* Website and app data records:

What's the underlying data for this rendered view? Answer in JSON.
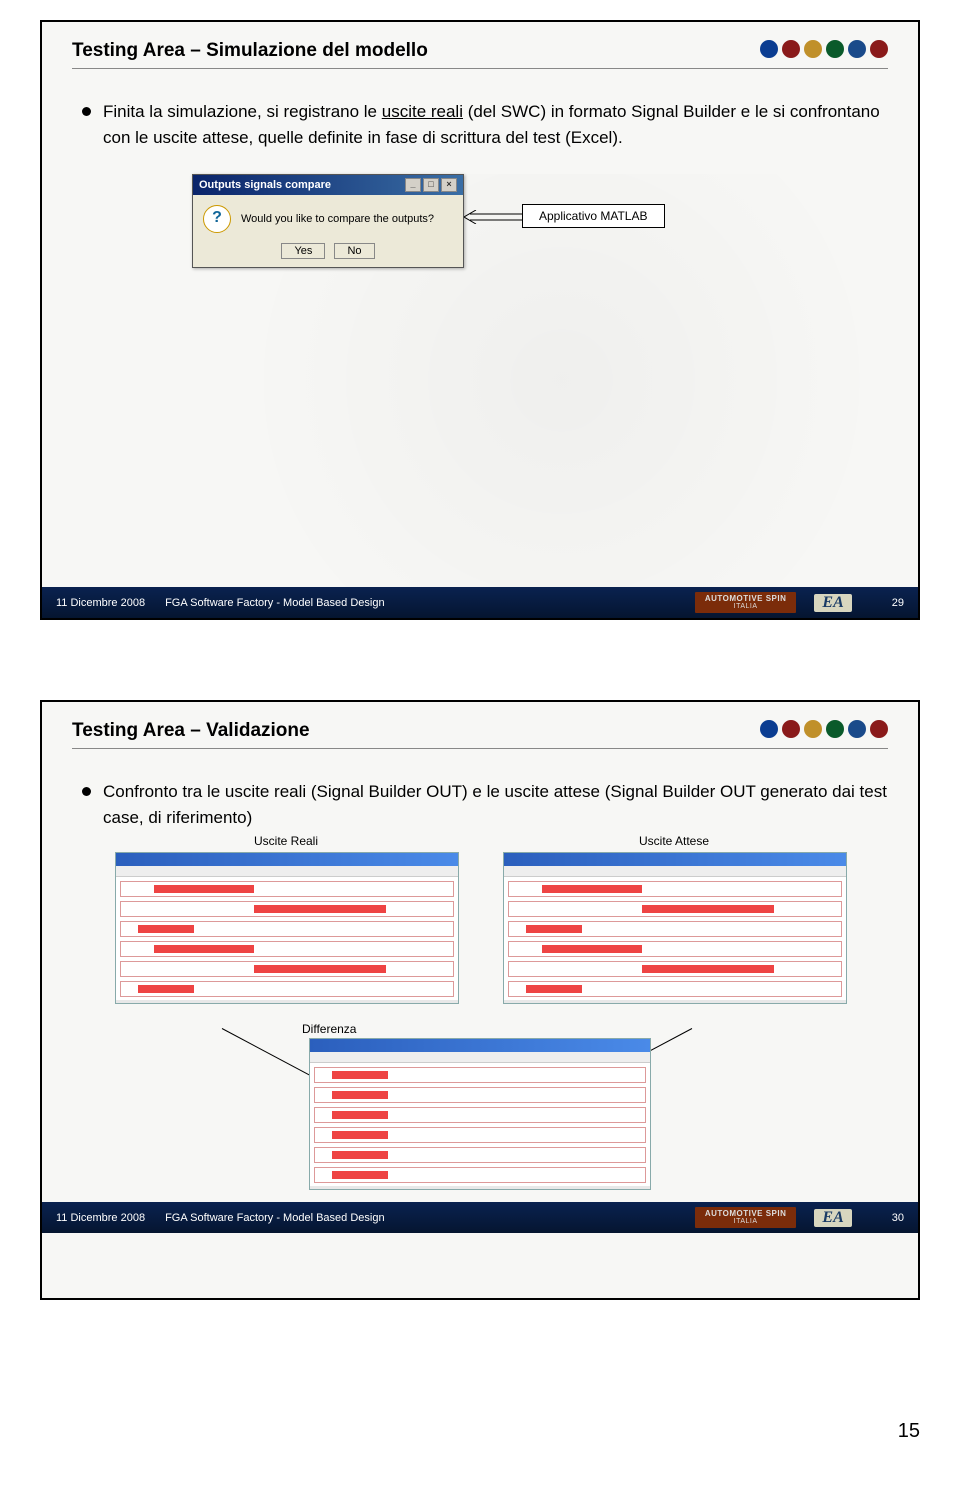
{
  "slide1": {
    "title": "Testing Area – Simulazione del modello",
    "bullet_html": "Finita la simulazione, si registrano le <u>uscite reali</u> (del SWC) in formato Signal Builder e le si confrontano con le uscite attese, quelle definite in fase di scrittura del test (Excel).",
    "dialog": {
      "title": "Outputs signals compare",
      "message": "Would you like to compare the outputs?",
      "yes": "Yes",
      "no": "No"
    },
    "label_box": "Applicativo MATLAB",
    "footer": {
      "date": "11 Dicembre 2008",
      "mid": "FGA Software Factory - Model Based Design",
      "orange_top": "AUTOMOTIVE SPIN",
      "orange_bottom": "ITALIA",
      "ea": "EA",
      "page": "29"
    }
  },
  "slide2": {
    "title": "Testing Area – Validazione",
    "bullet_html": "Confronto tra le uscite reali (Signal Builder OUT) e le uscite attese (Signal Builder OUT generato dai test case, di riferimento)",
    "label_reali": "Uscite Reali",
    "label_attese": "Uscite Attese",
    "label_diff": "Differenza",
    "footer": {
      "date": "11 Dicembre 2008",
      "mid": "FGA Software Factory - Model Based Design",
      "orange_top": "AUTOMOTIVE SPIN",
      "orange_bottom": "ITALIA",
      "ea": "EA",
      "page": "30"
    }
  },
  "doc_page": "15",
  "brand_colors": [
    "#0b3d91",
    "#8a1a1a",
    "#c0902a",
    "#0a5a2a",
    "#1a4a8a",
    "#8a1a1a"
  ]
}
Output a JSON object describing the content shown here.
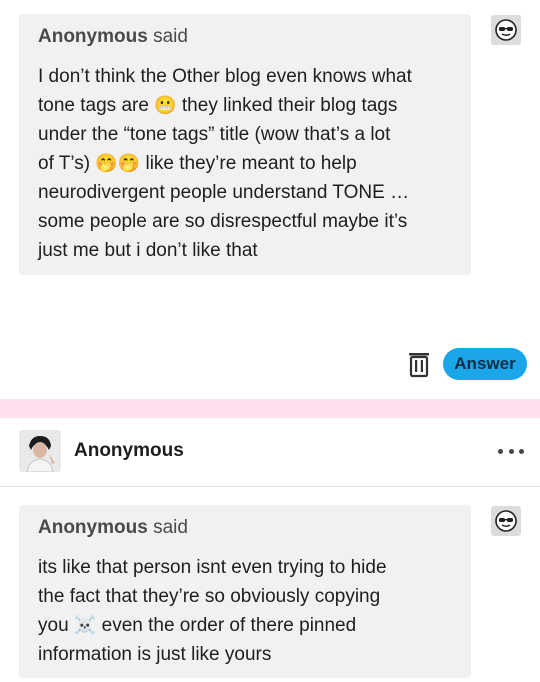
{
  "ask1": {
    "sender": "Anonymous",
    "said": "said",
    "lines": [
      [
        "I don’t think the Other blog even knows what",
        ""
      ],
      [
        "tone tags are ",
        "😬",
        " they linked their blog tags"
      ],
      [
        "under the “tone tags” title (wow that’s a lot",
        ""
      ],
      [
        "of T’s) ",
        "🤭🤭",
        " like they’re meant to help"
      ],
      [
        "neurodivergent people understand TONE …",
        ""
      ],
      [
        "some people are so disrespectful maybe it’s",
        ""
      ],
      [
        "just me but i don’t like that",
        ""
      ]
    ]
  },
  "actions": {
    "answer_label": "Answer",
    "icons": {
      "delete": "trash-icon",
      "avatar": "sunglasses-face-icon"
    }
  },
  "post": {
    "author": "Anonymous",
    "more": "more-options-icon"
  },
  "ask2": {
    "sender": "Anonymous",
    "said": "said",
    "lines": [
      [
        "its like that person isnt even trying to hide",
        ""
      ],
      [
        "the fact that they’re so obviously copying",
        ""
      ],
      [
        "you ",
        "☠️",
        " even the order of there pinned"
      ],
      [
        "information is just like yours",
        ""
      ]
    ]
  },
  "colors": {
    "accent": "#1aa6e8",
    "band": "#ffdeee",
    "bubble": "#f1f1f1"
  }
}
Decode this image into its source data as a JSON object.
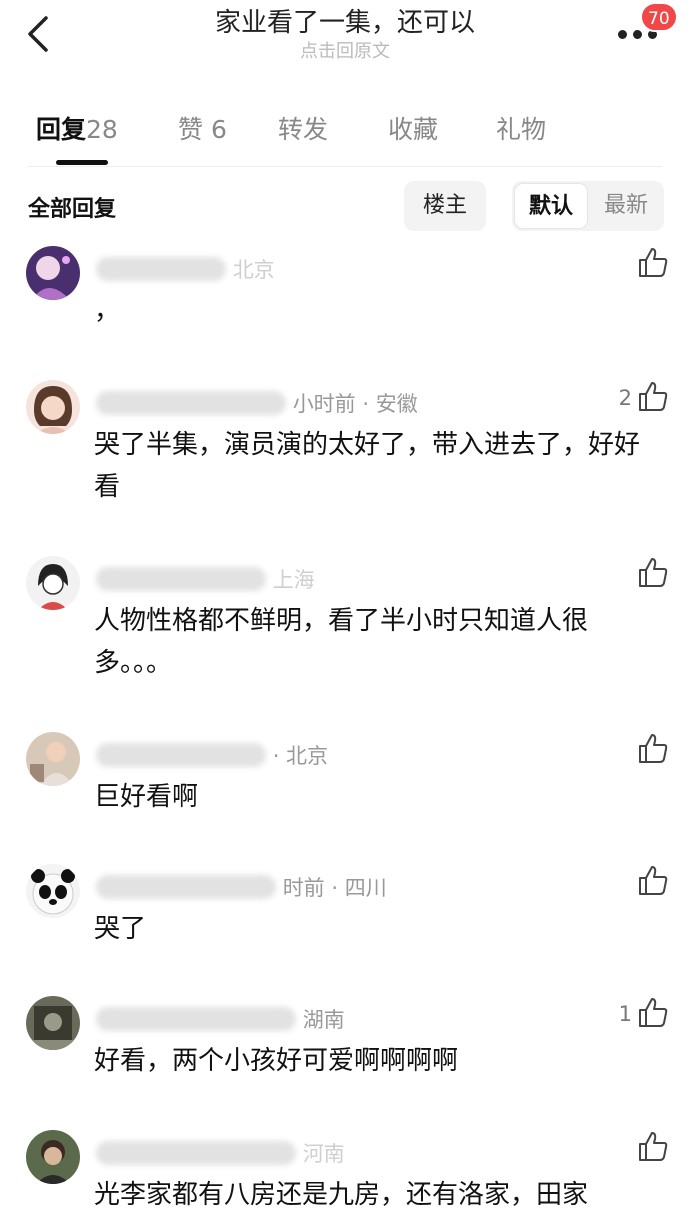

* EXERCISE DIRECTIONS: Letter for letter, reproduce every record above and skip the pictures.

* RESPONSE:
What's the underlying data for this rendered view? Answer in JSON.
{
  "slide1": {
    "title": "Testing Area – Simulazione del modello",
    "bullet_html": "Finita la simulazione, si registrano le <u>uscite reali</u> (del SWC) in formato Signal Builder e le si confrontano con le uscite attese, quelle definite in fase di scrittura del test (Excel).",
    "dialog": {
      "title": "Outputs signals compare",
      "message": "Would you like to compare the outputs?",
      "yes": "Yes",
      "no": "No"
    },
    "label_box": "Applicativo MATLAB",
    "footer": {
      "date": "11 Dicembre 2008",
      "mid": "FGA Software Factory - Model Based Design",
      "orange_top": "AUTOMOTIVE SPIN",
      "orange_bottom": "ITALIA",
      "ea": "EA",
      "page": "29"
    }
  },
  "slide2": {
    "title": "Testing Area – Validazione",
    "bullet_html": "Confronto tra le uscite reali (Signal Builder OUT) e le uscite attese (Signal Builder OUT generato dai test case, di riferimento)",
    "label_reali": "Uscite Reali",
    "label_attese": "Uscite Attese",
    "label_diff": "Differenza",
    "footer": {
      "date": "11 Dicembre 2008",
      "mid": "FGA Software Factory - Model Based Design",
      "orange_top": "AUTOMOTIVE SPIN",
      "orange_bottom": "ITALIA",
      "ea": "EA",
      "page": "30"
    }
  },
  "doc_page": "15",
  "brand_colors": [
    "#0b3d91",
    "#8a1a1a",
    "#c0902a",
    "#0a5a2a",
    "#1a4a8a",
    "#8a1a1a"
  ]
}
Output a JSON object describing the content shown here.
{
  "ask1": {
    "sender": "Anonymous",
    "said": "said",
    "lines": [
      [
        "I don’t think the Other blog even knows what",
        ""
      ],
      [
        "tone tags are ",
        "😬",
        " they linked their blog tags"
      ],
      [
        "under the “tone tags” title (wow that’s a lot",
        ""
      ],
      [
        "of T’s) ",
        "🤭🤭",
        " like they’re meant to help"
      ],
      [
        "neurodivergent people understand TONE …",
        ""
      ],
      [
        "some people are so disrespectful maybe it’s",
        ""
      ],
      [
        "just me but i don’t like that",
        ""
      ]
    ]
  },
  "actions": {
    "answer_label": "Answer",
    "icons": {
      "delete": "trash-icon",
      "avatar": "sunglasses-face-icon"
    }
  },
  "post": {
    "author": "Anonymous",
    "more": "more-options-icon"
  },
  "ask2": {
    "sender": "Anonymous",
    "said": "said",
    "lines": [
      [
        "its like that person isnt even trying to hide",
        ""
      ],
      [
        "the fact that they’re so obviously copying",
        ""
      ],
      [
        "you ",
        "☠️",
        " even the order of there pinned"
      ],
      [
        "information is just like yours",
        ""
      ]
    ]
  },
  "colors": {
    "accent": "#1aa6e8",
    "band": "#ffdeee",
    "bubble": "#f1f1f1"
  }
}
Decode this image into its source data as a JSON object.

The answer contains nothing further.